I left the office yesterday around 5:15.  My soon-to-be ex-office looked chaotic, what with all of the books and files in boxes, the pictures removed from the walls and stacked for transfer to my as-yet-unidentified next office, and furniture marked for relocation or staying where it is.  I put a sign on the door that says “MISSION ACCOMPLISHED.  Really!”

It was a quiet ending to a tumultuous, productive, illuminating 12 years of chairing the Dance Department that Does.  We had 80 students when I arrived, now we have over 260, an over 300% growth rate…and we are now very much a 21st century dance project in more ways than one.  The ultimate dream of my tenure as chair came true just last week, when our long-proposed and longsuffering proposal for an MFA in Dance as Civic Discourse received final approval.  It will be a couple of years before our first cohort arrives, but I had hoped on taking the job that we’d have an MFA by the time I stepped down.  I toss shining pearls in the path of those who never gave up the effort to see it through. Especially our Provost.

There are insofar as I know only two things I will miss in leaving administration:  the stipend and my fellow chairs, who are some of the most hard-working and undersung and (at least in some quarters) micromanaged people in our institution.  All the rest I leave to my successor with relief.  It’s time for me to put my energies elsewhere. It’s someone else’s turn.

Last night my friend Sarah (who is also in a huge life transit of a different sort) and I went to Erwin’s on N. Halstead (one of my favorite Chicago hangouts, do try the specials…last night the pre-fixe included an amazing blood orange float) for champagne and some supper…we toasted “Endings and Beginnings.”  You can’t really have one without the other, though new beginnings are somewhat harder to come by as we get older.  I’ve always liked change and am rather gleeful about the fact that this one doesn’t require moving from one city to another.  Though I’ll be on the go a lot in the months ahead, I’ll always be looping back to the South Loop….and in a little over a year, I return to teaching in the subjects I love and absent the perpetual responsibility of all the operations being on my watch.

I leave the job with — most of all — a sense of gratitude to my marvelous colleagues on the faculty and staff, each of whom contributed to the transformation we all witnessed in that dozen years.  Now my liberation from the Mountain of Administrative Hellacity is upon me and I plunge off its high ledge with glee.  And gratitude.  And a really good parachute.  Wheee!



11. A Saturday.

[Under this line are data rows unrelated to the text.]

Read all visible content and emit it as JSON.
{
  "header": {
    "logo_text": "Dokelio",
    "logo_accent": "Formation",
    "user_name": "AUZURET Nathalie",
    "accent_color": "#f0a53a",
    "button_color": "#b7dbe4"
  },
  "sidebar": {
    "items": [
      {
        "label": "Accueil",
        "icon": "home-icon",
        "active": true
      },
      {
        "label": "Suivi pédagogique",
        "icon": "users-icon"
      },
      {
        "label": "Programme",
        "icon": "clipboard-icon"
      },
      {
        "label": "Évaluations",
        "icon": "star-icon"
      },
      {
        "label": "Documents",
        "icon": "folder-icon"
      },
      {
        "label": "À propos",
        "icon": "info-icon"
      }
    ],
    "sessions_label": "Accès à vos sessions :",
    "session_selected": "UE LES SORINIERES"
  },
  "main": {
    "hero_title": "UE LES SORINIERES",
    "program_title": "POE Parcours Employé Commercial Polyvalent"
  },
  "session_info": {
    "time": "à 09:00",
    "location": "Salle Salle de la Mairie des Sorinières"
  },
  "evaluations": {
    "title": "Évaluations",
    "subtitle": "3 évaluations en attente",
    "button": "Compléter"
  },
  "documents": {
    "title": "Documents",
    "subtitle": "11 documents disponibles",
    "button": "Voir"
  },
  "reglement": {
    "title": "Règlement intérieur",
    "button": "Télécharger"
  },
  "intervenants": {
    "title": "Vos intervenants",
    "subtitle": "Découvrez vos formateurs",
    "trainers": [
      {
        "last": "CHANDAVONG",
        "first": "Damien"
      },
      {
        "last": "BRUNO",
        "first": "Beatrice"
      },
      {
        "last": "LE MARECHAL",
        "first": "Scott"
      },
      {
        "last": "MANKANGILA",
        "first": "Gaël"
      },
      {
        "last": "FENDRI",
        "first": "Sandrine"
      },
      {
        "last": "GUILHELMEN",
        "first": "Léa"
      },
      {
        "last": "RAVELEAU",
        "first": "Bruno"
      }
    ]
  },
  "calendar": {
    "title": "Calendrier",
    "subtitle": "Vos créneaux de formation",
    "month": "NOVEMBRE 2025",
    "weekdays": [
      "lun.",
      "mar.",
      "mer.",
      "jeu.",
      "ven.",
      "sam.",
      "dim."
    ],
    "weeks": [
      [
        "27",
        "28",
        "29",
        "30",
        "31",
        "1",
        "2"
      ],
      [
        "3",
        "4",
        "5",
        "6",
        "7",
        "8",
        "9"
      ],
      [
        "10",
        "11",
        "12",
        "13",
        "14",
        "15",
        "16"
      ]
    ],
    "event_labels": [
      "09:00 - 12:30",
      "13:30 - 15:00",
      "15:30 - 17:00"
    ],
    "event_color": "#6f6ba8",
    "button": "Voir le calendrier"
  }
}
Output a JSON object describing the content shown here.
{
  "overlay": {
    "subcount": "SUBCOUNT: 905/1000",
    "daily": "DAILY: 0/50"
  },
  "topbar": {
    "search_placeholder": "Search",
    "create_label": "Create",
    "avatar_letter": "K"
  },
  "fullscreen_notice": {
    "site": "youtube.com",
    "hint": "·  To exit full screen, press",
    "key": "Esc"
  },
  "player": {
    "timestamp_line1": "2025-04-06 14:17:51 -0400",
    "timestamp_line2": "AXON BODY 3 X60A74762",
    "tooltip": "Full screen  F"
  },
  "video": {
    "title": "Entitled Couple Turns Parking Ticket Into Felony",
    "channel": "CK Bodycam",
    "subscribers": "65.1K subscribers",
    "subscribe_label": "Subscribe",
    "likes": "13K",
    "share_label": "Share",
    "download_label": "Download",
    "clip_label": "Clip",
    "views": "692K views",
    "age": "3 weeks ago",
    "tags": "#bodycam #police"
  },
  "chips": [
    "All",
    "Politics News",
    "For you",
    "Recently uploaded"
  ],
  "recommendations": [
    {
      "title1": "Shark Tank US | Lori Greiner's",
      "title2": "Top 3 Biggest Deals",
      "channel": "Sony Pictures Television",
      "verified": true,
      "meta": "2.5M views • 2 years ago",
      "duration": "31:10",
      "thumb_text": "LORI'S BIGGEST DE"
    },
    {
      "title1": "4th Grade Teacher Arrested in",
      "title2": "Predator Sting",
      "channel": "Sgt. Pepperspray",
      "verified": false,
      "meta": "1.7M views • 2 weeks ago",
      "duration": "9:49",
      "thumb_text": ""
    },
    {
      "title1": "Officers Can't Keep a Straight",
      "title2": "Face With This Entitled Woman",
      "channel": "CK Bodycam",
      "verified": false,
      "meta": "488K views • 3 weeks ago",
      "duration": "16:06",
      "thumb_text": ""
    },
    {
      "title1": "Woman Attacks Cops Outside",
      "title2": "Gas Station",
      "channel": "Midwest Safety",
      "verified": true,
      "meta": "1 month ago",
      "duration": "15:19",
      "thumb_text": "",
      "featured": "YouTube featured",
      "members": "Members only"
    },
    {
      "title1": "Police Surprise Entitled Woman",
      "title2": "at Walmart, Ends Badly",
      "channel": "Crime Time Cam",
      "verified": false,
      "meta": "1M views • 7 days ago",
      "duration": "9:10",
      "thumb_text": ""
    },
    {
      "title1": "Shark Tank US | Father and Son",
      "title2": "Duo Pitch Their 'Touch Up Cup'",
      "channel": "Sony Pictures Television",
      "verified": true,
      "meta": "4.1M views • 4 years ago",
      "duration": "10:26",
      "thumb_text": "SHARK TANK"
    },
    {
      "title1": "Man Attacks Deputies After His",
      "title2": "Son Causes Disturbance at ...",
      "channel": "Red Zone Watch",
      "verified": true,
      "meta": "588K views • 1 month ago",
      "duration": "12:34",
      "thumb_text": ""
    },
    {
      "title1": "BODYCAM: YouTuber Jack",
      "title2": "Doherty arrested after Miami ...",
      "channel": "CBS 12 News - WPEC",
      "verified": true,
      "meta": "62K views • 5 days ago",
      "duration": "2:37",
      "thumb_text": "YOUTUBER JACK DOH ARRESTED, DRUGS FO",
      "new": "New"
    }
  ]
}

In the sweep to purge my household of unnecessary, unwanted, unknown or forgotten items and store That Which Must Be Kept For Now efficiently and accessibly, I plunged through a box of letters and a bag of notebooks this afternoon.  I may save the letters for another time (they included my mournful letters to my high school boyfriend during the summer between our junior and senior years when he was working at a camp in the Adirondacks while I stayed home in Virginia).  The notebooks were mostly dismiss-able, excepting the one I kept in graduate school while studying and writing poetry with the still-marvelous poet, Peter Klappert.  (He’s still teaching at George Mason University and his collections of poetry are on Amazon.)  I began flipping through it with curiosity and eventually had to sit down and really read.

My own poems in this notebook interested me considerably less than re-examining the exercises and assignments he gave us (along with examples).  As I sorted through the villanelles, list and catalogue poems, epigrams, and adaptations among others, and reviewed his instructions, I realized anew what a fine teacher I had in him and what a trove of instructions I have stumbled back upon lo these many years later.  It occurred to me that it might be an interesting new exercise to give myself the course all over again — well, to follow Peter’s decades-old instructions — and see what comes of it NOW.  In his final feedback of my work (I got an A- in the course, it says so on his note), a long and insightful (and not entirely complimentary, he didn’t like the “naivete and sprightliness” of most of my poems) paragraph, he noted at one point, “Conscientious & successful revisions of almost everything…a fine ability to look at what she is doing in an almost abstract, theoretical way – to see the aesthetic problems inherent in something, as a chess player might view a game.”  He encouraged  trusting my craziness more, to take wilder risks and experiment on my own.

It’s not bad advice for any artist.